Tuesday, January 8, 2013

We Irish are a sentimental lot

Rudy Bowman (left) with Ben Johnson and John Wayne in "She Wore a Yellow Ribbon"

Which is why we love stories like this one.  If you've watched John Ford's "She Wore a Yellow Ribbon," (and if you haven't you certainly should) you may recall the scene where a gravely wounded "Trooper Smith," who is actually a former CSA general enlisted in the US Cavalry under a pseudonym, speaks a few words in commendation of his sergeant, likewise a former CSA officer, before expiring.  There is a touching story behind this scene that speaks well not only of the actor portraying Trooper Smith, but also of John Ford himself.

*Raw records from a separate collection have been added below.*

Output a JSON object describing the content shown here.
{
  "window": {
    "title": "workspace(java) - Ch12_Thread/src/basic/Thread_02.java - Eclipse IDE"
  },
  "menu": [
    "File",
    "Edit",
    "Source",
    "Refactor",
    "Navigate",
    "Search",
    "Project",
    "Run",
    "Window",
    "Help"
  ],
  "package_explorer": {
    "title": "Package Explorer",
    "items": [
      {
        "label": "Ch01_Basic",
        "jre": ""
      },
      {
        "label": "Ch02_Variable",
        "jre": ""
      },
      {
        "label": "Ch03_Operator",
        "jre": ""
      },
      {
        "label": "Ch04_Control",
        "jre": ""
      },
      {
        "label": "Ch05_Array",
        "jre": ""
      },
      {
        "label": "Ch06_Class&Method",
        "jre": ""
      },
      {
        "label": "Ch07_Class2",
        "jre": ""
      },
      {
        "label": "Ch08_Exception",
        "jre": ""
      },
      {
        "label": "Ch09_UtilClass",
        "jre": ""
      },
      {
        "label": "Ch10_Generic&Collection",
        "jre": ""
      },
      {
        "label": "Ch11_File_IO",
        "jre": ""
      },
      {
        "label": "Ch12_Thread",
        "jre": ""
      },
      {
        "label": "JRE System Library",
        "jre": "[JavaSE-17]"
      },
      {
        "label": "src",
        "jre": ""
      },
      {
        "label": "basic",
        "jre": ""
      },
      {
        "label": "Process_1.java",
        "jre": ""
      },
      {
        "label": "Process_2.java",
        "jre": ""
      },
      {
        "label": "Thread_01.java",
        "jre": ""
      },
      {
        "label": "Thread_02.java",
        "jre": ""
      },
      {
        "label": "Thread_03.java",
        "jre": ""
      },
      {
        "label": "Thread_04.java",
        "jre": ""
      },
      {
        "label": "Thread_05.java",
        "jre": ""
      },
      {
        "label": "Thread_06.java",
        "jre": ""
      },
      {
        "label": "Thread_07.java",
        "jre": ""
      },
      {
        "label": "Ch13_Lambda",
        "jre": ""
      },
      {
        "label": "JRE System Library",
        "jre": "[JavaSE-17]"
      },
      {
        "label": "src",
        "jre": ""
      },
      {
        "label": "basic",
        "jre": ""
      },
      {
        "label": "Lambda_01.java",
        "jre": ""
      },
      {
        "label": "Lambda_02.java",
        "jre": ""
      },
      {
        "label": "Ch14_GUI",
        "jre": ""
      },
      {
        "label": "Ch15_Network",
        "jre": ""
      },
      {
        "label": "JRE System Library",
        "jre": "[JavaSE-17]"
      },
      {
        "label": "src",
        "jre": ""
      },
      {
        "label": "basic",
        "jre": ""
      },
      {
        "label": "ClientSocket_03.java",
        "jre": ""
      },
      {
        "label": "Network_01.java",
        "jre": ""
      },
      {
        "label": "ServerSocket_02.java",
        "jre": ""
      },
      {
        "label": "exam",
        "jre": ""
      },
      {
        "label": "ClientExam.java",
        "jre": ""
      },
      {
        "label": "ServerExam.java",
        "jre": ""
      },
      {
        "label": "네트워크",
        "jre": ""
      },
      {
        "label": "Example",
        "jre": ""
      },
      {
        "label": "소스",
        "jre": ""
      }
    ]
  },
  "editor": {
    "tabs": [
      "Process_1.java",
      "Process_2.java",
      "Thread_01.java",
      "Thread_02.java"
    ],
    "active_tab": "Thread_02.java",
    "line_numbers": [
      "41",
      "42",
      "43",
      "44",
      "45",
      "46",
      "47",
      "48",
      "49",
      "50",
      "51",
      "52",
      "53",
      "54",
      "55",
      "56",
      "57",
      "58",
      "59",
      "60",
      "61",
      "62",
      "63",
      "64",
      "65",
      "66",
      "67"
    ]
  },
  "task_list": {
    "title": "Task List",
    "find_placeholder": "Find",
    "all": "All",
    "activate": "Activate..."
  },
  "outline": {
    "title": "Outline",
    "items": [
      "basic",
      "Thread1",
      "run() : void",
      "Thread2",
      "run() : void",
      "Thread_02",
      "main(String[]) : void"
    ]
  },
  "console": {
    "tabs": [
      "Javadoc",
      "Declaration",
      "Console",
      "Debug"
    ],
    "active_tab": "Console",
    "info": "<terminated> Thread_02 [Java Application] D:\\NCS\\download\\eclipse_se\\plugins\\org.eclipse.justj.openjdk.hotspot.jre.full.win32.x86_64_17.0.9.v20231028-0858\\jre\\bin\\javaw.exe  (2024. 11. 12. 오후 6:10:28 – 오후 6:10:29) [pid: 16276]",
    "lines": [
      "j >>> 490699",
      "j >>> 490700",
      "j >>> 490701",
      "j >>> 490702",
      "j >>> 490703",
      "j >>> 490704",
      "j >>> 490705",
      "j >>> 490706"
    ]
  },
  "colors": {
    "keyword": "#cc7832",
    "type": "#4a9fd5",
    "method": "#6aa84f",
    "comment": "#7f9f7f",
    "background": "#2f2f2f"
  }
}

The actor's name is Rudy Bowman, and though from his youth Bowman had dreamed of becoming an actor, and though he had indeed appeared in many movies, at the age of 59 Bowman was playing the sole speaking role of his career.  That's because, as an infantryman in the Great War, Bowman suffered a grievous shrapnel wound which tore out a portion of his trachea, including all of his vocal cords.   Though he could barely breathe, much less speak, Bowman was, in a way, fortunate, in that the rest of his squad had been instantly killed by the shell blast.  However, such a wound would seem to have put an end to Bowman's dream of an acting career.   Nevertheless, Bowman persevered, finding work in Hollywood as an extra and as a camera man.  Even more remarkably, through years of practice and exercise, Bowman actually taught himself to speak using the ventricular folds of the throat.  At first, Bowman managed only barely audible grunts, but eventually, through precise breath control, Bowman could achieve clipped, short phrases of otherwise normal sounding speech.

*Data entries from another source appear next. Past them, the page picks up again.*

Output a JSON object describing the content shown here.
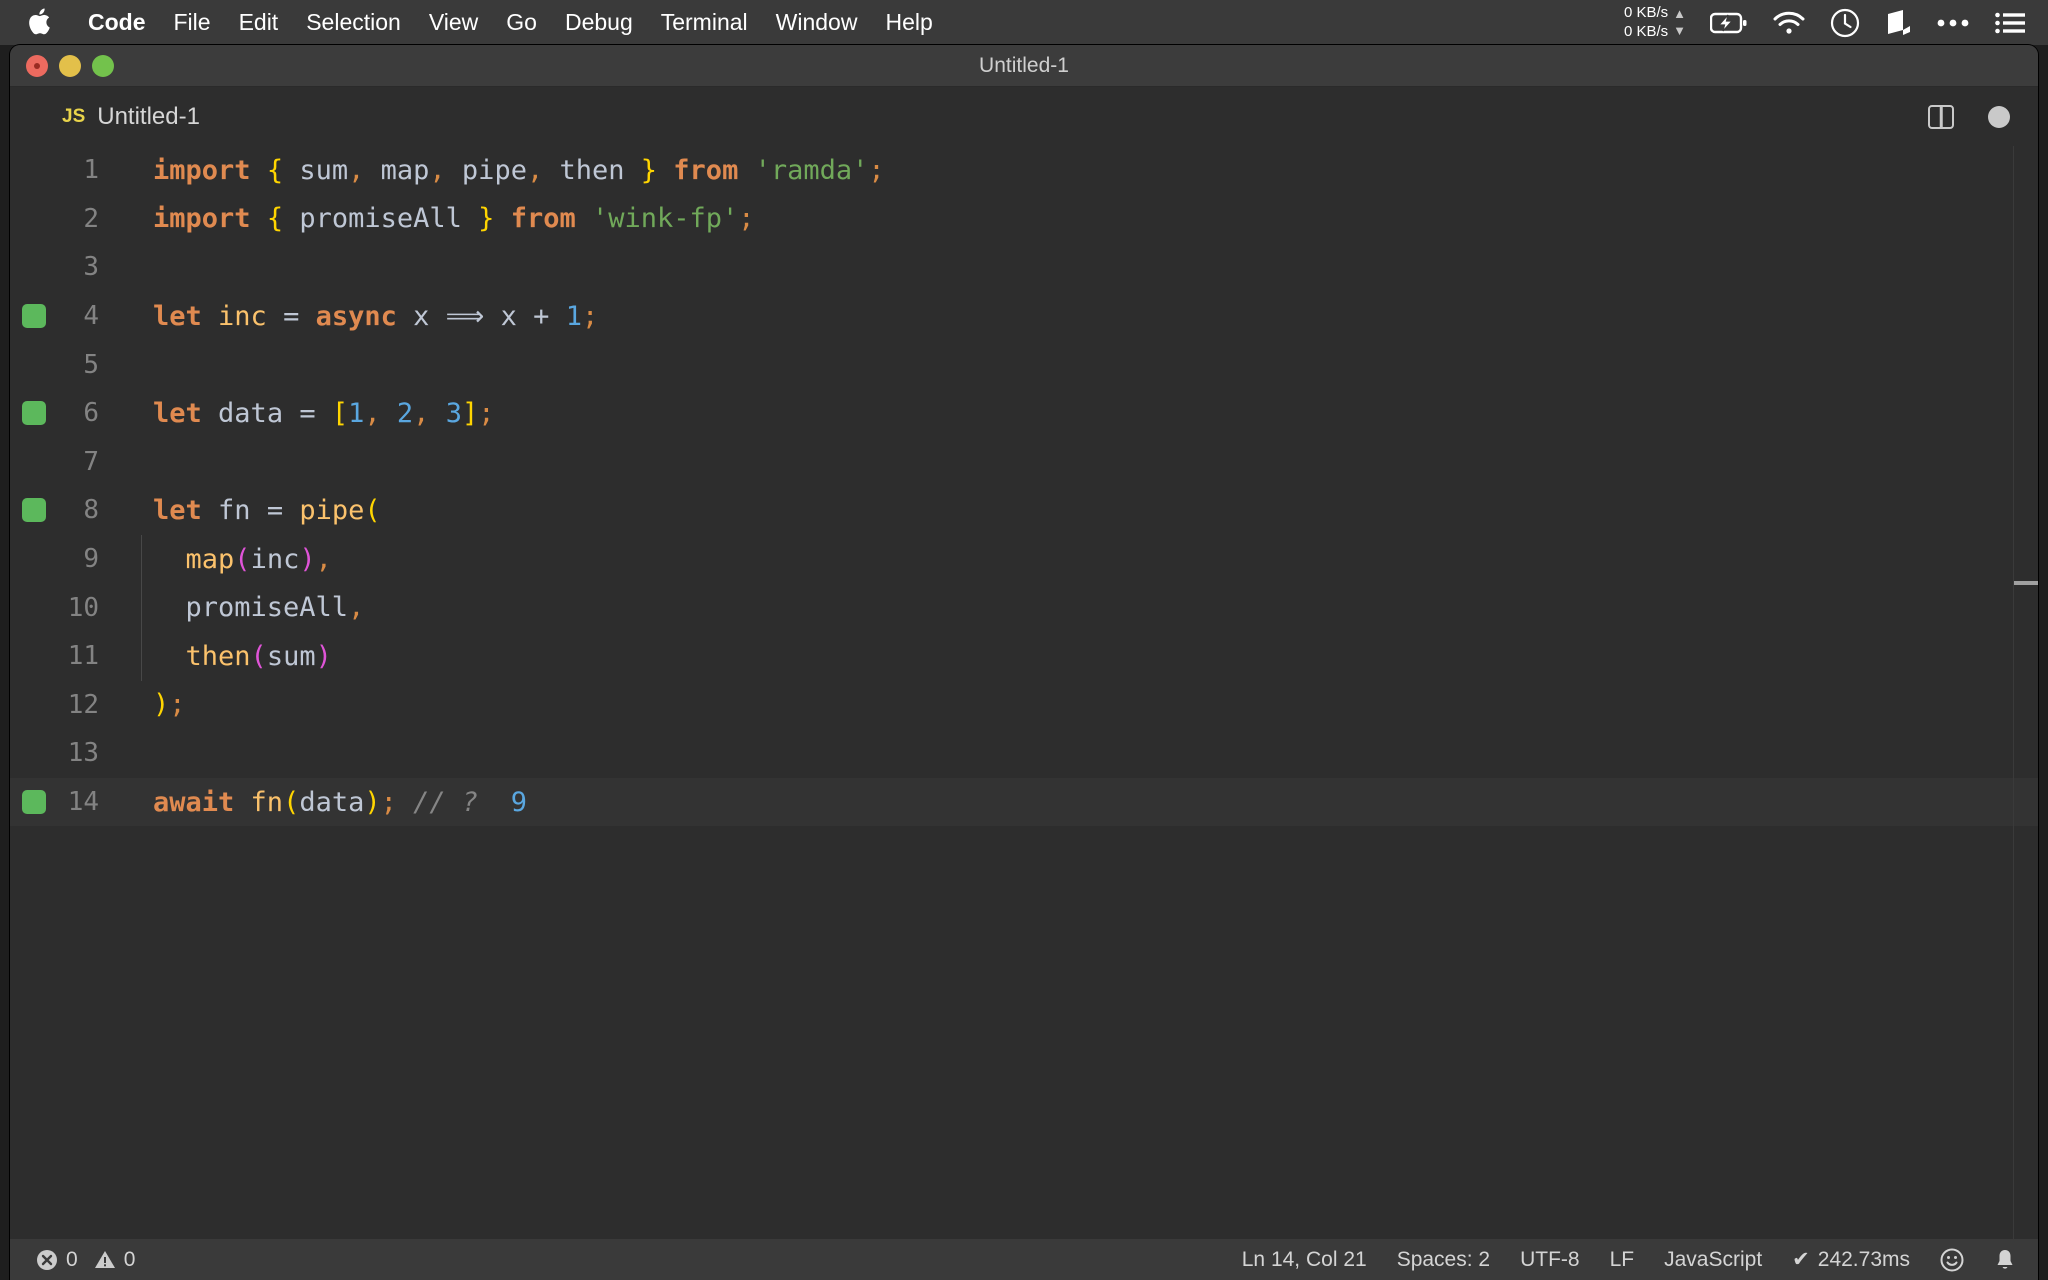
{
  "menubar": {
    "apple_icon": "apple-logo-icon",
    "items": [
      {
        "label": "Code",
        "bold": true
      },
      {
        "label": "File",
        "bold": false
      },
      {
        "label": "Edit",
        "bold": false
      },
      {
        "label": "Selection",
        "bold": false
      },
      {
        "label": "View",
        "bold": false
      },
      {
        "label": "Go",
        "bold": false
      },
      {
        "label": "Debug",
        "bold": false
      },
      {
        "label": "Terminal",
        "bold": false
      },
      {
        "label": "Window",
        "bold": false
      },
      {
        "label": "Help",
        "bold": false
      }
    ],
    "tray": {
      "net_up": "0 KB/s",
      "net_down": "0 KB/s",
      "up_arrow": "▲",
      "down_arrow": "▼",
      "icons": [
        "battery-charging-icon",
        "wifi-icon",
        "clock-icon",
        "cube-icon",
        "ellipsis-icon",
        "control-center-list-icon"
      ]
    }
  },
  "window": {
    "title": "Untitled-1",
    "traffic_lights": [
      "close-button",
      "minimize-button",
      "maximize-button"
    ]
  },
  "tab": {
    "file_type_badge": "JS",
    "label": "Untitled-1",
    "actions": [
      "split-editor-icon",
      "unsaved-dot-icon"
    ]
  },
  "editor": {
    "language": "JavaScript",
    "lines": [
      {
        "n": "1",
        "mark": false,
        "active": false,
        "indent_guide": false
      },
      {
        "n": "2",
        "mark": false,
        "active": false,
        "indent_guide": false
      },
      {
        "n": "3",
        "mark": false,
        "active": false,
        "indent_guide": false
      },
      {
        "n": "4",
        "mark": true,
        "active": false,
        "indent_guide": false
      },
      {
        "n": "5",
        "mark": false,
        "active": false,
        "indent_guide": false
      },
      {
        "n": "6",
        "mark": true,
        "active": false,
        "indent_guide": false
      },
      {
        "n": "7",
        "mark": false,
        "active": false,
        "indent_guide": false
      },
      {
        "n": "8",
        "mark": true,
        "active": false,
        "indent_guide": false
      },
      {
        "n": "9",
        "mark": false,
        "active": false,
        "indent_guide": true
      },
      {
        "n": "10",
        "mark": false,
        "active": false,
        "indent_guide": true
      },
      {
        "n": "11",
        "mark": false,
        "active": false,
        "indent_guide": true
      },
      {
        "n": "12",
        "mark": false,
        "active": false,
        "indent_guide": false
      },
      {
        "n": "13",
        "mark": false,
        "active": false,
        "indent_guide": false
      },
      {
        "n": "14",
        "mark": true,
        "active": true,
        "indent_guide": false
      }
    ],
    "source_text": [
      "import { sum, map, pipe, then } from 'ramda';",
      "import { promiseAll } from 'wink-fp';",
      "",
      "let inc = async x ⟹ x + 1;",
      "",
      "let data = [1, 2, 3];",
      "",
      "let fn = pipe(",
      "  map(inc),",
      "  promiseAll,",
      "  then(sum)",
      ");",
      "",
      "await fn(data); // ?  9"
    ],
    "inline_result": "9"
  },
  "status_bar": {
    "errors": "0",
    "warnings": "0",
    "position": "Ln 14, Col 21",
    "indentation": "Spaces: 2",
    "encoding": "UTF-8",
    "eol": "LF",
    "language_mode": "JavaScript",
    "run_time": "242.73ms",
    "run_check": "✔",
    "feedback_icon": "smiley-icon",
    "notifications_icon": "bell-icon"
  },
  "colors": {
    "editor_bg": "#2d2d2d",
    "titlebar_bg": "#3c3c3c",
    "statusbar_bg": "#3a3a3a",
    "keyword": "#e08a50",
    "function": "#fbc26c",
    "string": "#71a95a",
    "number": "#5aa7e0",
    "bracket_yellow": "#ffd500",
    "bracket_magenta": "#e054d8",
    "comment": "#858585",
    "git_added": "#5cb85c"
  }
}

The director of the scene, John Ford, had served as a Commander in the US Navy Reserve during World War II, and was himself wounded by shrapnel at the Battle of Midway.  Ford also filmed the bloody D-Day landings on Omaha Beach, though the undoubtedly shocking footage has never been publicly shown, and is said to be lost.  Moreover, Ford had served in the OSS (the predecessor to the CIA), suffering a gunshot wound during an OSS mission.   As a twice-wounded veteran, Ford took great satisfaction in employing fellow Purple Heart winners in his pictures.   Ford knew of Bowman, and happily offered him the role of Trooper Smith, confident that speaking a dying man's few final words was within Bowman's abilities. 

Everyone on the set that day was aware of Bowman's story.  After an encouraging wink from John Wayne, Bowman began his short scene.  Halfway through his character's short, dying speech, which Bowman pronounced in phrases of a few words each, his voice broke, and a tear ran down his cheek.  Bowman quickly recovered, and when he had finished, even the hardened stunt men were also in tears.
(h/t Directed by John Ford)

No comments:

Post a Comment